Declan Lynch, the protagonist of Lesley Choyce’s new novel-in-verse, is a relatively straightforward 16-year-old. He lives in a (deliberately) generic North American city with his parents – his father is a university physics professor and his mother owns a New Age store, Spiritual Solutions. He attends a public high school, and he has a few friends. The one unusual thing about Declan is that he hears voices. He refers to them as “imaginary friends” and recounts how they urge him “to do crazy things / like / make parachutes out of sheets / and jump from / the shed roof.”
Everything changes for Declan when a new voice arrives. Not only is the voice that of a girl, but “It didn’t seem like a voice inside. / I was sure it was someone talking.” Unlike the other voices, which Declan admits are “really / just me / or parts of me,” Rebecca, the new interlocutor, assures Declan that she is real, and that she has built a bridge to him. When Rebecca asks Declan for help, he begins to puzzle out where she might be, and what he can do to reach her.
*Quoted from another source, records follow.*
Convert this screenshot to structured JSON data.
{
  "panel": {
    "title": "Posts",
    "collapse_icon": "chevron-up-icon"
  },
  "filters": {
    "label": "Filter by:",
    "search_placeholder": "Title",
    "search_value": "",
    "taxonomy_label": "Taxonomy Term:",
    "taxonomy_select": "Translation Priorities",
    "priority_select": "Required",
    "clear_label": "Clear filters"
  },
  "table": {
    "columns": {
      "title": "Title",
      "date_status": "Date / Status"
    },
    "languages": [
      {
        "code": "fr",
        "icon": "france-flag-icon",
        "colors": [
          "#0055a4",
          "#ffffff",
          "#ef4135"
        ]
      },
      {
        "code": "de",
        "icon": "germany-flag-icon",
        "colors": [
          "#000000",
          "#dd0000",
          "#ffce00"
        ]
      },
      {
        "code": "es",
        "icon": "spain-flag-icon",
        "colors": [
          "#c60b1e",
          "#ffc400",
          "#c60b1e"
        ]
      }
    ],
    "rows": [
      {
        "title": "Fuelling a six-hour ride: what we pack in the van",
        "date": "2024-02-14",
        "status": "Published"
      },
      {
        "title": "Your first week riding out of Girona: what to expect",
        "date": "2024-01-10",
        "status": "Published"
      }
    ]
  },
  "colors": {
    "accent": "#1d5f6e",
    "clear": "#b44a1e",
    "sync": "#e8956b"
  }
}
His journey to locate Rebecca leads him to County Sligo, Ireland, where Declan has an uncle, Seamus. There, the boy immerses himself in history and myth, in a terrain of “thin places” where the human world and the spirit world almost meet.
Thin Places is a powerful novel, its strength amplified by its form. While some readers may initially be put off by the idea of a novel written in verse, Choyce’s poetry is accessible and straightforward, rooted firmly in the narrative and Declan’s voice. The terse language is largely shorn of extraneous detail, leaving a distillation of story that is propulsive and immersive.
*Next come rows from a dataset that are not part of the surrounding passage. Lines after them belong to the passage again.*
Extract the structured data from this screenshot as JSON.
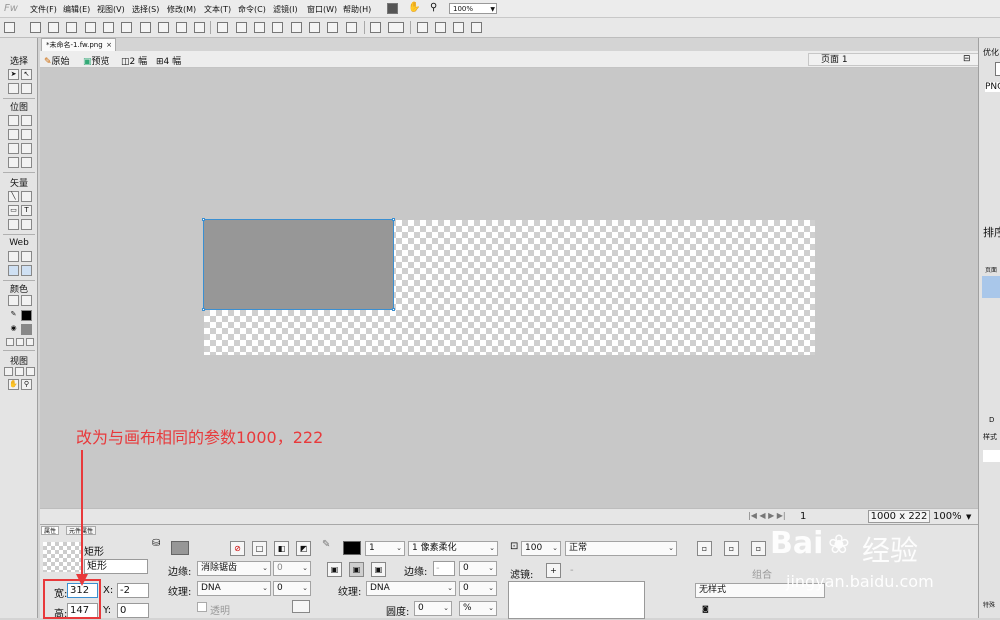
{
  "app": {
    "logo_text": "Fw",
    "menus": [
      "文件(F)",
      "编辑(E)",
      "视图(V)",
      "选择(S)",
      "修改(M)",
      "文本(T)",
      "命令(C)",
      "滤镜(I)",
      "窗口(W)",
      "帮助(H)"
    ],
    "zoom": "100%"
  },
  "document": {
    "tab_title": "*未命名-1.fw.png",
    "close": "×"
  },
  "view_tabs": [
    "原始",
    "预览",
    "2 幅",
    "4 幅"
  ],
  "page_selector": "页面 1",
  "tools": {
    "select_title": "选择",
    "bitmap_title": "位图",
    "vector_title": "矢量",
    "web_title": "Web",
    "colors_title": "颜色",
    "view_title": "视图"
  },
  "annotation": "改为与画布相同的参数1000，222",
  "status": {
    "page_number": "1",
    "canvas_size": "1000 x 222",
    "zoom": "100%"
  },
  "right_panel": {
    "optimize_label": "优化",
    "png_label": "PNG",
    "sort_label": "排序",
    "pages_label": "页面",
    "styles_label": "样式",
    "special_label": "特殊"
  },
  "properties": {
    "tab_props": "属性",
    "tab_symbols": "元件属性",
    "object_kind": "矩形",
    "object_name": "矩形",
    "width_label": "宽:",
    "width_value": "312",
    "height_label": "高:",
    "height_value": "147",
    "x_label": "X:",
    "x_value": "-2",
    "y_label": "Y:",
    "y_value": "0",
    "fill_edge_label": "边缘:",
    "fill_edge_value": "消除锯齿",
    "fill_edge_amount": "0",
    "fill_texture_label": "纹理:",
    "fill_texture_value": "DNA",
    "fill_texture_amount": "0",
    "transparent_label": "透明",
    "stroke_size": "1",
    "stroke_type": "1 像素柔化",
    "stroke_edge_label": "边缘:",
    "stroke_edge_amount": "0",
    "stroke_texture_label": "纹理:",
    "stroke_texture_value": "DNA",
    "stroke_texture_amount": "0",
    "roundness_label": "圆度:",
    "roundness_value": "0",
    "roundness_unit": "%",
    "opacity": "100",
    "blend_mode": "正常",
    "filters_label": "滤镜:",
    "add_filter": "+",
    "remove_filter": "-",
    "group_label": "组合",
    "style_select": "无样式"
  },
  "watermark": {
    "brand": "Bai",
    "brand_cn": "经验",
    "url": "jingyan.baidu.com"
  },
  "colors": {
    "accent_red": "#e8393b",
    "selection_blue": "#3b8fd1",
    "rect_fill": "#979797"
  }
}
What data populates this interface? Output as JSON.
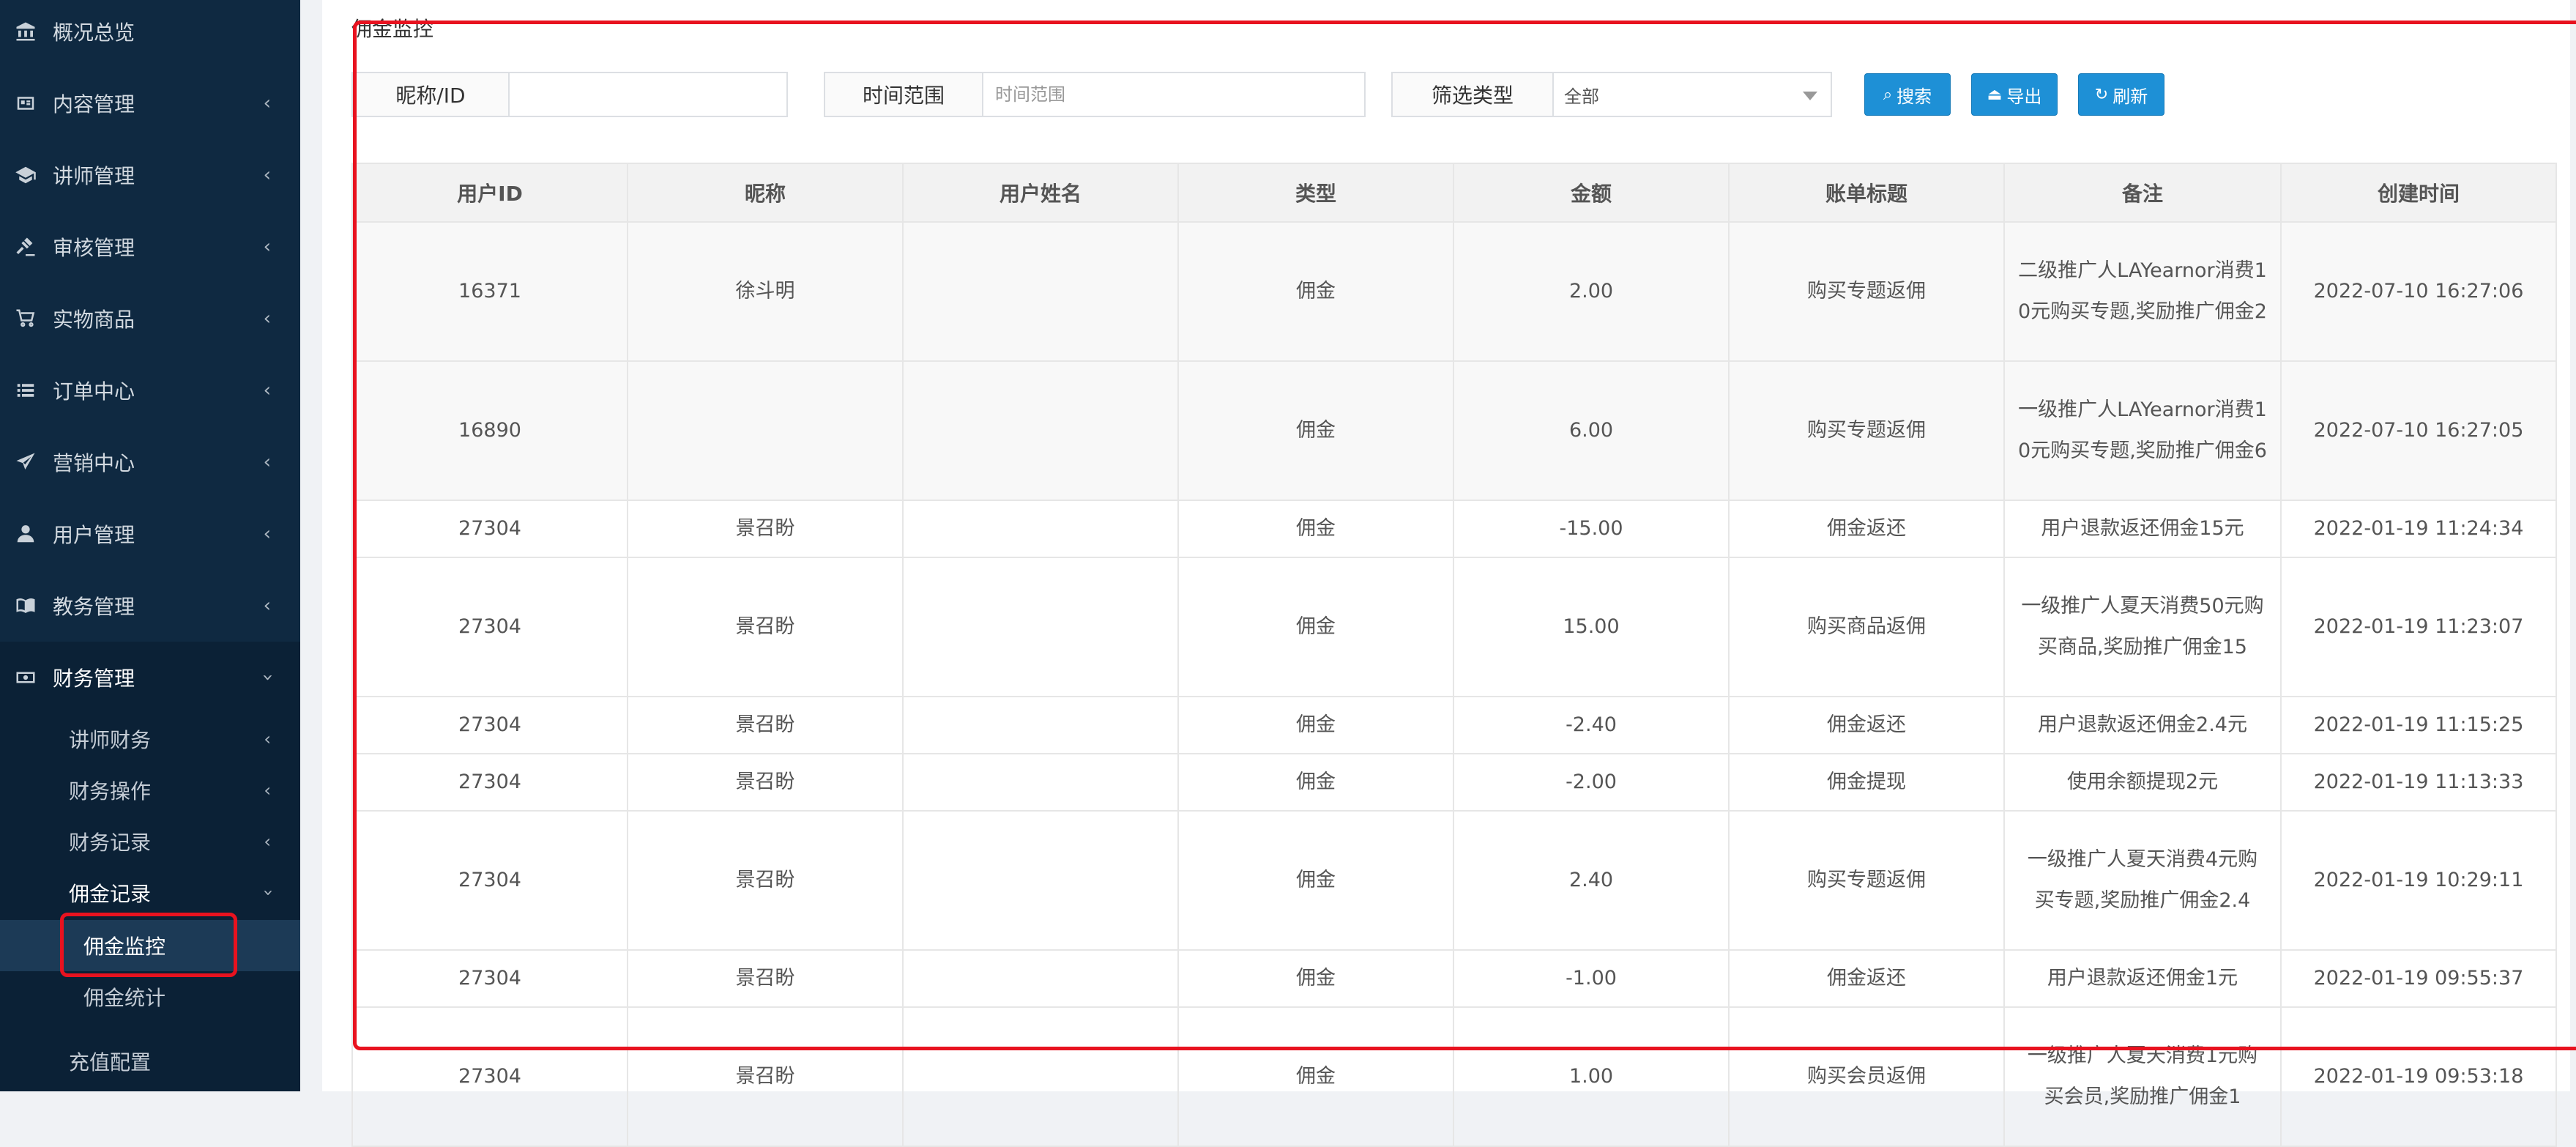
{
  "sidebar": {
    "items": [
      {
        "label": "概况总览",
        "icon": "bank-icon",
        "has_chevron": false
      },
      {
        "label": "内容管理",
        "icon": "newspaper-icon",
        "has_chevron": true
      },
      {
        "label": "讲师管理",
        "icon": "graduation-cap-icon",
        "has_chevron": true
      },
      {
        "label": "审核管理",
        "icon": "gavel-icon",
        "has_chevron": true
      },
      {
        "label": "实物商品",
        "icon": "cart-icon",
        "has_chevron": true
      },
      {
        "label": "订单中心",
        "icon": "list-icon",
        "has_chevron": true
      },
      {
        "label": "营销中心",
        "icon": "send-icon",
        "has_chevron": true
      },
      {
        "label": "用户管理",
        "icon": "user-icon",
        "has_chevron": true
      },
      {
        "label": "教务管理",
        "icon": "book-icon",
        "has_chevron": true
      },
      {
        "label": "财务管理",
        "icon": "money-icon",
        "has_chevron": true,
        "expanded": true
      }
    ],
    "finance_sub": [
      {
        "label": "讲师财务"
      },
      {
        "label": "财务操作"
      },
      {
        "label": "财务记录"
      },
      {
        "label": "佣金记录",
        "expanded": true
      }
    ],
    "commission_sub": [
      {
        "label": "佣金监控",
        "active": true
      },
      {
        "label": "佣金统计"
      }
    ],
    "recharge": {
      "label": "充值配置"
    }
  },
  "panel": {
    "title": "佣金监控"
  },
  "filters": {
    "nickname_label": "昵称/ID",
    "nickname_value": "",
    "time_label": "时间范围",
    "time_placeholder": "时间范围",
    "type_label": "筛选类型",
    "type_value": "全部",
    "search_button": "搜索",
    "export_button": "导出",
    "refresh_button": "刷新"
  },
  "table": {
    "headers": [
      "用户ID",
      "昵称",
      "用户姓名",
      "类型",
      "金额",
      "账单标题",
      "备注",
      "创建时间"
    ],
    "rows": [
      {
        "id": "16371",
        "nickname": "徐斗明",
        "name": "",
        "type": "佣金",
        "amount": "2.00",
        "sign": "pos",
        "title": "购买专题返佣",
        "note": "二级推广人LAYearnor消费10元购买专题,奖励推广佣金2",
        "time": "2022-07-10 16:27:06"
      },
      {
        "id": "16890",
        "nickname": "",
        "name": "",
        "type": "佣金",
        "amount": "6.00",
        "sign": "pos",
        "title": "购买专题返佣",
        "note": "一级推广人LAYearnor消费10元购买专题,奖励推广佣金6",
        "time": "2022-07-10 16:27:05"
      },
      {
        "id": "27304",
        "nickname": "景召盼",
        "name": "",
        "type": "佣金",
        "amount": "-15.00",
        "sign": "neg",
        "title": "佣金返还",
        "note": "用户退款返还佣金15元",
        "time": "2022-01-19 11:24:34"
      },
      {
        "id": "27304",
        "nickname": "景召盼",
        "name": "",
        "type": "佣金",
        "amount": "15.00",
        "sign": "pos",
        "title": "购买商品返佣",
        "note": "一级推广人夏天消费50元购买商品,奖励推广佣金15",
        "time": "2022-01-19 11:23:07"
      },
      {
        "id": "27304",
        "nickname": "景召盼",
        "name": "",
        "type": "佣金",
        "amount": "-2.40",
        "sign": "neg",
        "title": "佣金返还",
        "note": "用户退款返还佣金2.4元",
        "time": "2022-01-19 11:15:25"
      },
      {
        "id": "27304",
        "nickname": "景召盼",
        "name": "",
        "type": "佣金",
        "amount": "-2.00",
        "sign": "neg",
        "title": "佣金提现",
        "note": "使用余额提现2元",
        "time": "2022-01-19 11:13:33"
      },
      {
        "id": "27304",
        "nickname": "景召盼",
        "name": "",
        "type": "佣金",
        "amount": "2.40",
        "sign": "pos",
        "title": "购买专题返佣",
        "note": "一级推广人夏天消费4元购买专题,奖励推广佣金2.4",
        "time": "2022-01-19 10:29:11"
      },
      {
        "id": "27304",
        "nickname": "景召盼",
        "name": "",
        "type": "佣金",
        "amount": "-1.00",
        "sign": "neg",
        "title": "佣金返还",
        "note": "用户退款返还佣金1元",
        "time": "2022-01-19 09:55:37"
      },
      {
        "id": "27304",
        "nickname": "景召盼",
        "name": "",
        "type": "佣金",
        "amount": "1.00",
        "sign": "pos",
        "title": "购买会员返佣",
        "note": "一级推广人夏天消费1元购买会员,奖励推广佣金1",
        "time": "2022-01-19 09:53:18"
      }
    ]
  },
  "colors": {
    "sidebar_bg": "#0f2941",
    "accent": "#1e90d6",
    "highlight": "#e8121f",
    "positive": "#0f9b8e",
    "negative": "#f04b1e"
  }
}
With little to distract from the emotional and narrative elements of the text, readers get a vivid sense of Declan’s character. The revelation of Rebecca’s story – and the nature of her relationship to Declan – is powerful and emotionally rewarding, ringing with a primal, mythic force. A perfect novel for teen readers, Thin Places is a book many adults will also find rewarding.